Joel Snyder (2001) Snyder had a varied career during which he worked in industry, taught, and ran his own consulting firm. He spent much of his presidential year coping with financial issues.
Ray Findlay (2002) Findlay, who spent his career on the faculties of first the University of New Brunswick, and then McMaster University in Hamilton, Ontario, was the third IEEE President from Canada. Findlay spent much of his presidency implementing improvements to IEEE’s financial systems, and coping with post-9/11 conflicts between IEEE’s U.S incorporation and its global presence.
Michael Adler (2003) Adler spent his career in industrial research at General Electric. As IEEE President, he sought to make IEEE more relevant to industry, and worked to improve IEEE’s governance.
Arthur Winston (2004) Winston’s career spanned both industry and applied education. As IEEE President, he championed IEEE as a global organization.
Michael Lightner (2006) Lightner has long been a faculty member of the Electrical, Computer, and Energy Engineering Department of the University of Colorado. As IEEE President, he attempted to create a lower-cost membership model.
In addition to their oral histories, eight past presidents participated in one of two video-taped panel discussions at the 2009 IEEE Conference on the History of Technical Societies.
The IEEE History Center earlier conducted oral histories with the following IEEE past presidents on their IEEE activities:
Ernst Weber (1963) Weber spent his career at Brooklyn Polytechnic Institute, beginning as an visiting professor of Electrical Engineering and ultimately becoming President of what had become the Polytechnic University of New York (1957-1969.) A member of both AIEE and IRE, and a past president of IRE, he was chosen by the merger committee to be the first president of IEEE. As the first IEEE President, he was most concerned with creating an integrated system out of the separate systems of the two predecessor organizations.

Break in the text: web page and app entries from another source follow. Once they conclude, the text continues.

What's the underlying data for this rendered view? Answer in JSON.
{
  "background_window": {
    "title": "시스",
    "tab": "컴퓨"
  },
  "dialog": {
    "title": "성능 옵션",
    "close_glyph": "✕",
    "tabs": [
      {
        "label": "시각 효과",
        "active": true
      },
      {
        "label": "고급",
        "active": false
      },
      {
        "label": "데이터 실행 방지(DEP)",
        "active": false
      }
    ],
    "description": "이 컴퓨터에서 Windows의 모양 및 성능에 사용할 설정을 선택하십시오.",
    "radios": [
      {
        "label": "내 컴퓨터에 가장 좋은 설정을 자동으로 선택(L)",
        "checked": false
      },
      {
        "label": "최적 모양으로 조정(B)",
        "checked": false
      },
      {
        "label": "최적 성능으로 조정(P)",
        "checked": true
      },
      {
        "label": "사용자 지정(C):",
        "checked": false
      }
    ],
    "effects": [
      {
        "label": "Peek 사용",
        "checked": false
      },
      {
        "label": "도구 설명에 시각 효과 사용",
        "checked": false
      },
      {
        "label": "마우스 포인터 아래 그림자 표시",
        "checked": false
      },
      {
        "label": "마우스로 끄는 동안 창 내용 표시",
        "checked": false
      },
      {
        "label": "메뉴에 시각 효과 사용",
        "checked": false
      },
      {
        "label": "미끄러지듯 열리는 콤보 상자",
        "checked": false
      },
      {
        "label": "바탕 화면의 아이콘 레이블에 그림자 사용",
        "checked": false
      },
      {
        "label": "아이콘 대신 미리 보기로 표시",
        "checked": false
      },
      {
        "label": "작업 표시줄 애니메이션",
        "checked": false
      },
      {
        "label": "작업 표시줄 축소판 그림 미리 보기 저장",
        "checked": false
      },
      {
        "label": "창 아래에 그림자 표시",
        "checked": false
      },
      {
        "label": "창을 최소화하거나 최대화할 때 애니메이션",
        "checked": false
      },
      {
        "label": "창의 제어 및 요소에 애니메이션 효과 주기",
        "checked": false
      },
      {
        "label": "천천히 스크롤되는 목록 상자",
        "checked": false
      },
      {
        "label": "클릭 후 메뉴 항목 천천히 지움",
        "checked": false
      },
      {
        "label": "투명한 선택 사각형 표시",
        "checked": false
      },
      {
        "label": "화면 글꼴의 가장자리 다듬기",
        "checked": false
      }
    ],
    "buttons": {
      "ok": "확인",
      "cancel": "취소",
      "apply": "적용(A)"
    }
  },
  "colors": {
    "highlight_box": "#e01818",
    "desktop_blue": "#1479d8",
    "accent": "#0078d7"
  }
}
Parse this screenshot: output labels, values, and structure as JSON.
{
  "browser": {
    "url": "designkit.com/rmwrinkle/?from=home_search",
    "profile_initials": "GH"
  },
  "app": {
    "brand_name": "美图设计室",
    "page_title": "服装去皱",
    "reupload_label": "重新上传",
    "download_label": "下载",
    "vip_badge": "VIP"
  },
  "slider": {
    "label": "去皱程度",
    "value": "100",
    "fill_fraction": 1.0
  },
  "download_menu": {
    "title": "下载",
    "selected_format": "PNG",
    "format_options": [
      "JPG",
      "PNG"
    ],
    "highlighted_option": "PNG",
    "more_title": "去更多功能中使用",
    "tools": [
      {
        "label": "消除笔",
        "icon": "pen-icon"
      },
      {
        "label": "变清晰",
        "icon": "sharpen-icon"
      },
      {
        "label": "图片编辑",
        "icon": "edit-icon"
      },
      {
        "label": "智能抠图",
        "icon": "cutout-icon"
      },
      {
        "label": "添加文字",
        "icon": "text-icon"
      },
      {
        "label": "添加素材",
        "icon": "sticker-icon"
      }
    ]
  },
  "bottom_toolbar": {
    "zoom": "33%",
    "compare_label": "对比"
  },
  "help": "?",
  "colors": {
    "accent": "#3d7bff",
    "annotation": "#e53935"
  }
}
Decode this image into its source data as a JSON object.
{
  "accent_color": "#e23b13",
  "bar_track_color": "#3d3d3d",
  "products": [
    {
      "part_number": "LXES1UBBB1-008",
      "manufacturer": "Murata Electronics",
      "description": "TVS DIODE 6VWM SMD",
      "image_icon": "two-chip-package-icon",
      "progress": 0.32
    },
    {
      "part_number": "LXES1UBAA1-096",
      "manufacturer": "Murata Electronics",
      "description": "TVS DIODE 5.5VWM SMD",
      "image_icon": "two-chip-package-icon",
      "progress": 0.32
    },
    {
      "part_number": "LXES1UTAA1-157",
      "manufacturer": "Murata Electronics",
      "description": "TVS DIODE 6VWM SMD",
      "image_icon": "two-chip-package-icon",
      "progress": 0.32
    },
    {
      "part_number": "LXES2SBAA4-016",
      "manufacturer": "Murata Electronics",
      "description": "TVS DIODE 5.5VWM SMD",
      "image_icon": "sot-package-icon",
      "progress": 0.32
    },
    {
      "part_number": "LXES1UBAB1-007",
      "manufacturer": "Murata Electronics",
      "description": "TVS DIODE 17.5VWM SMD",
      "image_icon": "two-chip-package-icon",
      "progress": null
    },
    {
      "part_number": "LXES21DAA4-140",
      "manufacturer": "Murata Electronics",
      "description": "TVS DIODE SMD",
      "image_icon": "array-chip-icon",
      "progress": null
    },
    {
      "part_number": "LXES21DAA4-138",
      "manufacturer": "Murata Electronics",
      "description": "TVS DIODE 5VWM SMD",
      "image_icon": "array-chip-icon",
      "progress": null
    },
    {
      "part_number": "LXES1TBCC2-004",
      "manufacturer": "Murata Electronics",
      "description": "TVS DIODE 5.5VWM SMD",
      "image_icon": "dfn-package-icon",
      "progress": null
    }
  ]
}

John Granger (1970) Granger was an engineering entrepreneur who founded the successful company Granger Associates. As IEEE President, he pursued IEEE’s relationships with national engineering societies, and wrestled with the question of IEEE sponsoring meetings of classified research.

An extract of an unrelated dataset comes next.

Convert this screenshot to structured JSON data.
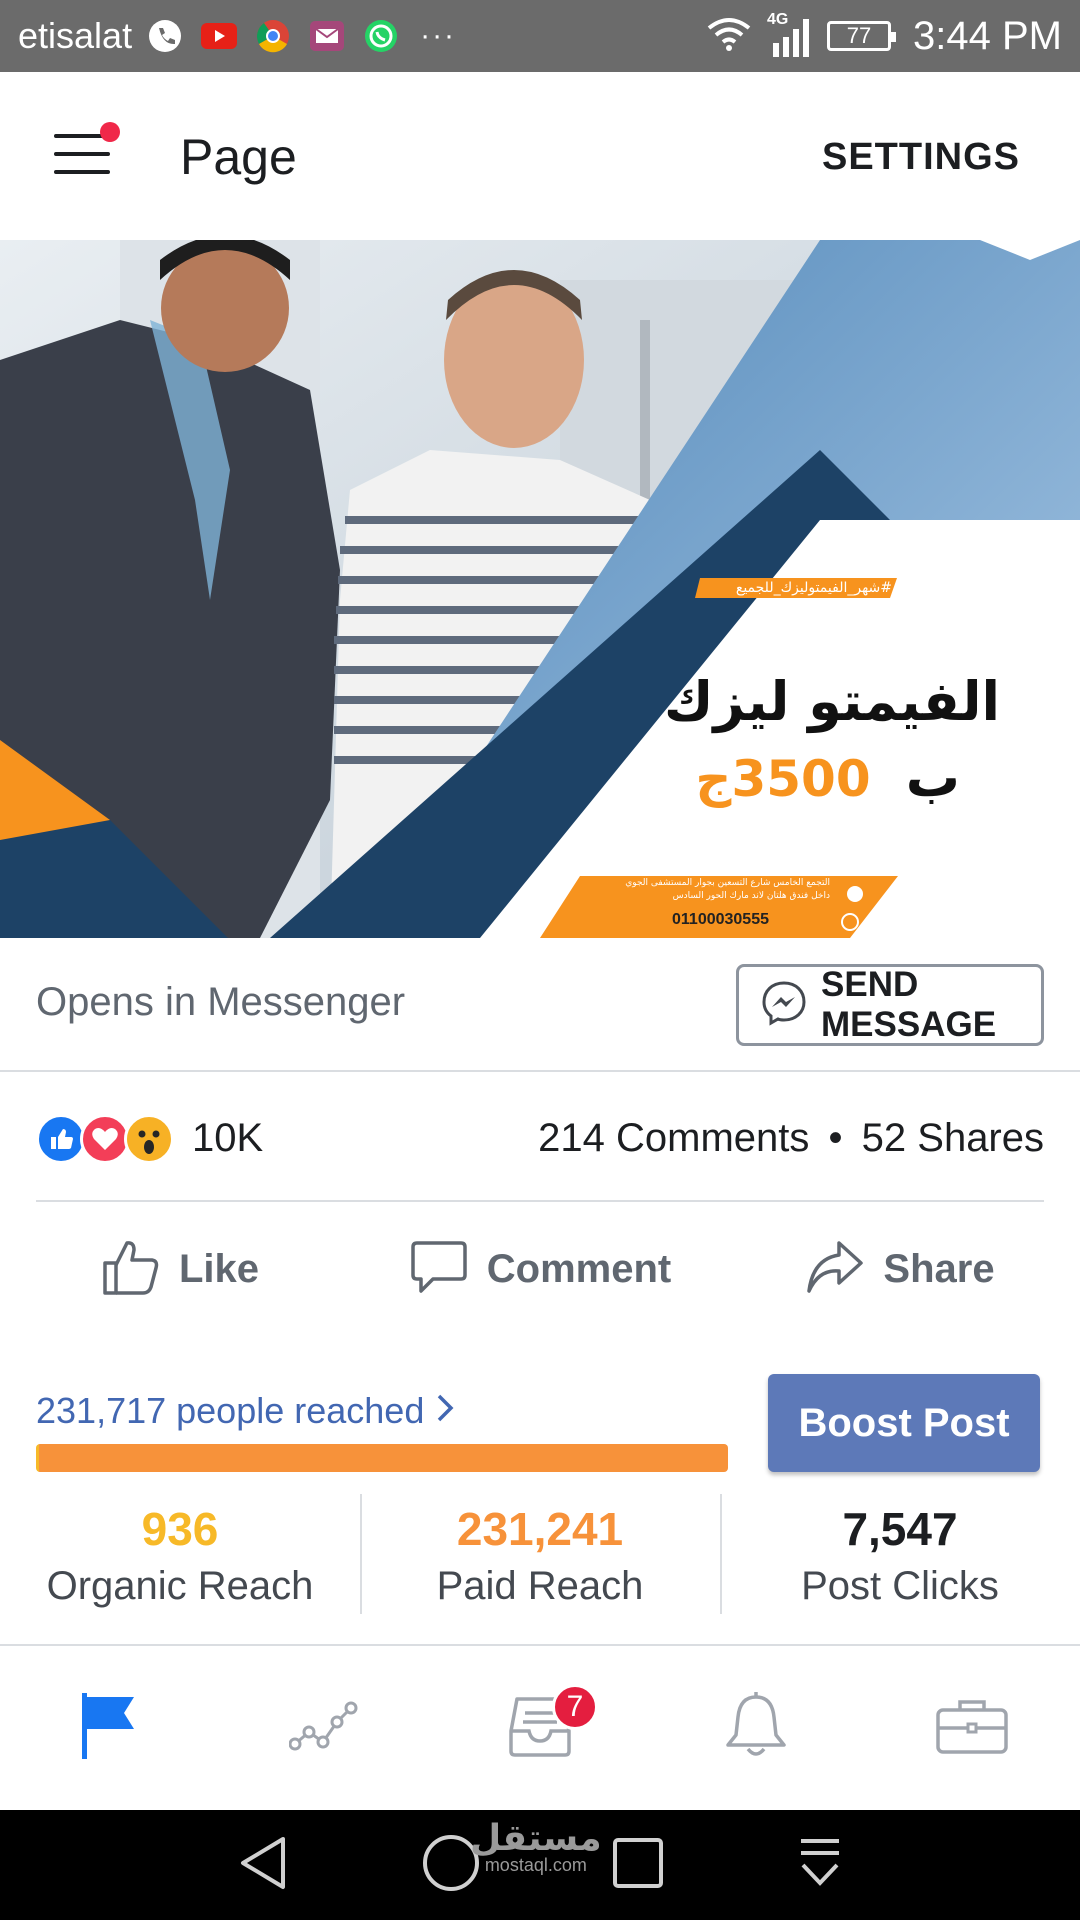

James Mulligan (1971) Mulligan spent much of his career as a faculty member and chair of the Electrical Engineering Department at New York University. Mulligan played an important role in implementing the AIEE/IRE merger, and then as IEEE President, he worked to meet the professional, in addition to the technical needs of members, such as working with other engineering society presidents on the issue of jobs and job training for unemployed engineers.

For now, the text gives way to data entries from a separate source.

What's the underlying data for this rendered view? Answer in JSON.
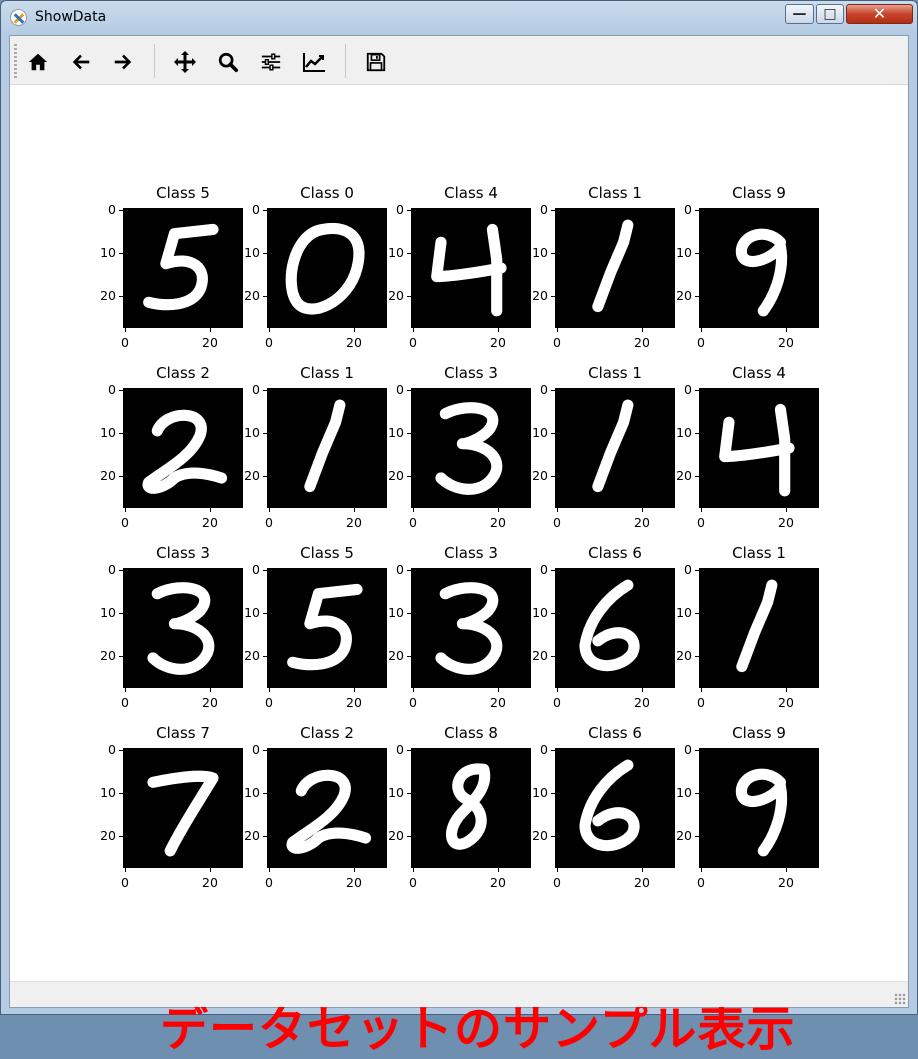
{
  "window": {
    "title": "ShowData",
    "controls": {
      "minimize": "—",
      "maximize": "□",
      "close": "✕"
    }
  },
  "toolbar": {
    "buttons": [
      {
        "name": "home-icon",
        "label": "Home"
      },
      {
        "name": "back-arrow-icon",
        "label": "Back"
      },
      {
        "name": "forward-arrow-icon",
        "label": "Forward"
      },
      {
        "name": "pan-icon",
        "label": "Pan"
      },
      {
        "name": "zoom-icon",
        "label": "Zoom"
      },
      {
        "name": "configure-subplots-icon",
        "label": "Subplots"
      },
      {
        "name": "edit-axis-icon",
        "label": "Customize"
      },
      {
        "name": "save-icon",
        "label": "Save"
      }
    ]
  },
  "figure": {
    "yticks": [
      "0",
      "10",
      "20"
    ],
    "xticks": [
      "0",
      "20"
    ],
    "subplots": [
      {
        "title": "Class 5",
        "digit": "5"
      },
      {
        "title": "Class 0",
        "digit": "0"
      },
      {
        "title": "Class 4",
        "digit": "4"
      },
      {
        "title": "Class 1",
        "digit": "1"
      },
      {
        "title": "Class 9",
        "digit": "9"
      },
      {
        "title": "Class 2",
        "digit": "2"
      },
      {
        "title": "Class 1",
        "digit": "1"
      },
      {
        "title": "Class 3",
        "digit": "3"
      },
      {
        "title": "Class 1",
        "digit": "1"
      },
      {
        "title": "Class 4",
        "digit": "4"
      },
      {
        "title": "Class 3",
        "digit": "3"
      },
      {
        "title": "Class 5",
        "digit": "5"
      },
      {
        "title": "Class 3",
        "digit": "3"
      },
      {
        "title": "Class 6",
        "digit": "6"
      },
      {
        "title": "Class 1",
        "digit": "1"
      },
      {
        "title": "Class 7",
        "digit": "7"
      },
      {
        "title": "Class 2",
        "digit": "2"
      },
      {
        "title": "Class 8",
        "digit": "8"
      },
      {
        "title": "Class 6",
        "digit": "6"
      },
      {
        "title": "Class 9",
        "digit": "9"
      }
    ]
  },
  "caption": "データセットのサンプル表示",
  "colors": {
    "caption": "#ff0000",
    "image_bg": "#000000",
    "digit": "#ffffff"
  }
}
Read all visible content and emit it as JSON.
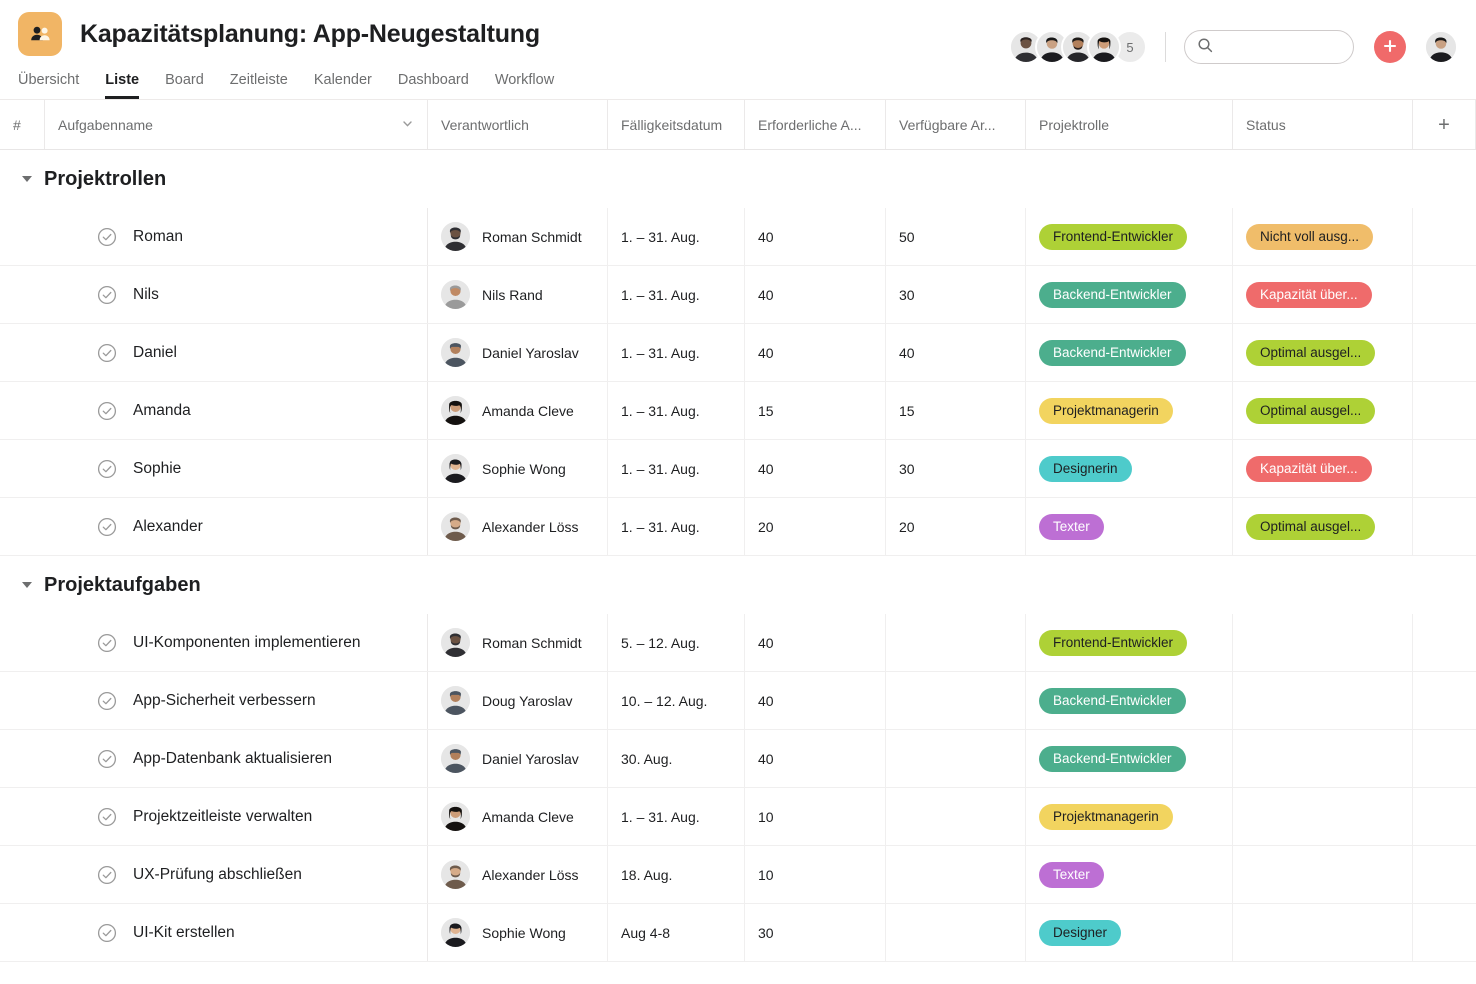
{
  "header": {
    "app_icon": "people-icon",
    "title": "Kapazitätsplanung: App-Neugestaltung",
    "member_overflow_count": "5",
    "search_placeholder": "",
    "search_value": "",
    "search_icon": "search-icon",
    "add_button_icon": "plus-icon",
    "add_button_label": "+",
    "accent_color": "#f06a6a",
    "icon_bg_color": "#f1b565"
  },
  "tabs": [
    {
      "label": "Übersicht",
      "active": false
    },
    {
      "label": "Liste",
      "active": true
    },
    {
      "label": "Board",
      "active": false
    },
    {
      "label": "Zeitleiste",
      "active": false
    },
    {
      "label": "Kalender",
      "active": false
    },
    {
      "label": "Dashboard",
      "active": false
    },
    {
      "label": "Workflow",
      "active": false
    }
  ],
  "table": {
    "columns": [
      {
        "key": "num",
        "label": "#"
      },
      {
        "key": "name",
        "label": "Aufgabenname"
      },
      {
        "key": "owner",
        "label": "Verantwortlich"
      },
      {
        "key": "date",
        "label": "Fälligkeitsdatum"
      },
      {
        "key": "req",
        "label": "Erforderliche A..."
      },
      {
        "key": "avail",
        "label": "Verfügbare Ar..."
      },
      {
        "key": "role",
        "label": "Projektrolle"
      },
      {
        "key": "status",
        "label": "Status"
      },
      {
        "key": "add",
        "label": "+"
      }
    ],
    "groups": [
      {
        "title": "Projektrollen",
        "expanded": true,
        "rows": [
          {
            "name": "Roman",
            "owner": "Roman Schmidt",
            "date": "1. – 31. Aug.",
            "required": "40",
            "available": "50",
            "role": {
              "label": "Frontend-Entwickler",
              "bg": "#aed136",
              "fg": "#1e1f21"
            },
            "status": {
              "label": "Nicht voll ausg...",
              "bg": "#f0bd6a",
              "fg": "#1e1f21"
            }
          },
          {
            "name": "Nils",
            "owner": "Nils Rand",
            "date": "1. – 31. Aug.",
            "required": "40",
            "available": "30",
            "role": {
              "label": "Backend-Entwickler",
              "bg": "#4cae8d",
              "fg": "#ffffff"
            },
            "status": {
              "label": "Kapazität über...",
              "bg": "#ef6b6b",
              "fg": "#ffffff"
            }
          },
          {
            "name": "Daniel",
            "owner": "Daniel Yaroslav",
            "date": "1. – 31. Aug.",
            "required": "40",
            "available": "40",
            "role": {
              "label": "Backend-Entwickler",
              "bg": "#4cae8d",
              "fg": "#ffffff"
            },
            "status": {
              "label": "Optimal ausgel...",
              "bg": "#aed136",
              "fg": "#1e1f21"
            }
          },
          {
            "name": "Amanda",
            "owner": "Amanda Cleve",
            "date": "1. – 31. Aug.",
            "required": "15",
            "available": "15",
            "role": {
              "label": "Projektmanagerin",
              "bg": "#f2d45f",
              "fg": "#1e1f21"
            },
            "status": {
              "label": "Optimal ausgel...",
              "bg": "#aed136",
              "fg": "#1e1f21"
            }
          },
          {
            "name": "Sophie",
            "owner": "Sophie Wong",
            "date": "1. – 31. Aug.",
            "required": "40",
            "available": "30",
            "role": {
              "label": "Designerin",
              "bg": "#4ecbcb",
              "fg": "#1e1f21"
            },
            "status": {
              "label": "Kapazität über...",
              "bg": "#ef6b6b",
              "fg": "#ffffff"
            }
          },
          {
            "name": "Alexander",
            "owner": "Alexander Löss",
            "date": "1. – 31. Aug.",
            "required": "20",
            "available": "20",
            "role": {
              "label": "Texter",
              "bg": "#bd6fd4",
              "fg": "#ffffff"
            },
            "status": {
              "label": "Optimal ausgel...",
              "bg": "#aed136",
              "fg": "#1e1f21"
            }
          }
        ]
      },
      {
        "title": "Projektaufgaben",
        "expanded": true,
        "rows": [
          {
            "name": "UI-Komponenten implementieren",
            "owner": "Roman Schmidt",
            "date": "5. – 12. Aug.",
            "required": "40",
            "available": "",
            "role": {
              "label": "Frontend-Entwickler",
              "bg": "#aed136",
              "fg": "#1e1f21"
            },
            "status": null
          },
          {
            "name": "App-Sicherheit verbessern",
            "owner": "Doug Yaroslav",
            "date": "10. – 12. Aug.",
            "required": "40",
            "available": "",
            "role": {
              "label": "Backend-Entwickler",
              "bg": "#4cae8d",
              "fg": "#ffffff"
            },
            "status": null
          },
          {
            "name": "App-Datenbank aktualisieren",
            "owner": "Daniel Yaroslav",
            "date": "30. Aug.",
            "required": "40",
            "available": "",
            "role": {
              "label": "Backend-Entwickler",
              "bg": "#4cae8d",
              "fg": "#ffffff"
            },
            "status": null
          },
          {
            "name": "Projektzeitleiste verwalten",
            "owner": "Amanda Cleve",
            "date": "1. – 31. Aug.",
            "required": "10",
            "available": "",
            "role": {
              "label": "Projektmanagerin",
              "bg": "#f2d45f",
              "fg": "#1e1f21"
            },
            "status": null
          },
          {
            "name": "UX-Prüfung abschließen",
            "owner": "Alexander Löss",
            "date": "18. Aug.",
            "required": "10",
            "available": "",
            "role": {
              "label": "Texter",
              "bg": "#bd6fd4",
              "fg": "#ffffff"
            },
            "status": null
          },
          {
            "name": "UI-Kit erstellen",
            "owner": "Sophie Wong",
            "date": "Aug 4-8",
            "required": "30",
            "available": "",
            "role": {
              "label": "Designer",
              "bg": "#4ecbcb",
              "fg": "#1e1f21"
            },
            "status": null
          }
        ]
      }
    ]
  }
}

John Guarrera (1974) Guarrera had a varied career, beginning at the MIT Rad Lab, going from there into industry and finally into academic administration at California State—Northridge. As an IEEE president, he was instrumental in setting up the USAC, the predecessor of IEEE-USA, and as president he continued to champion the professional needs of engineers.
Robert Saunders (1977) Saunders spent his career at the University of California, first at Berkeley and then at Irvine. First as head of the IEEE Educational Activities board, and later as IEEE President, he advocated IEEE activities in continuing education.
Ivan Getting (1978) Getting spent part of his career at MIT, and part in industry, both with Raytheon and as president of the Aerospace Corporation. As IEEE President, he reached out to industry leaders so that they would understand the role and importance of IEEE as a professional society.
Bruno Weinschel (1986) Weinschel spent most of his career as an electrical entrepreneur, owning his own company that specialized in passive microwave components. After selling his company, he became IEEE president. As IEEE President, he saw the beginning of IEEE electronic publishing, with the distribution of abstracts via CD-ROMs.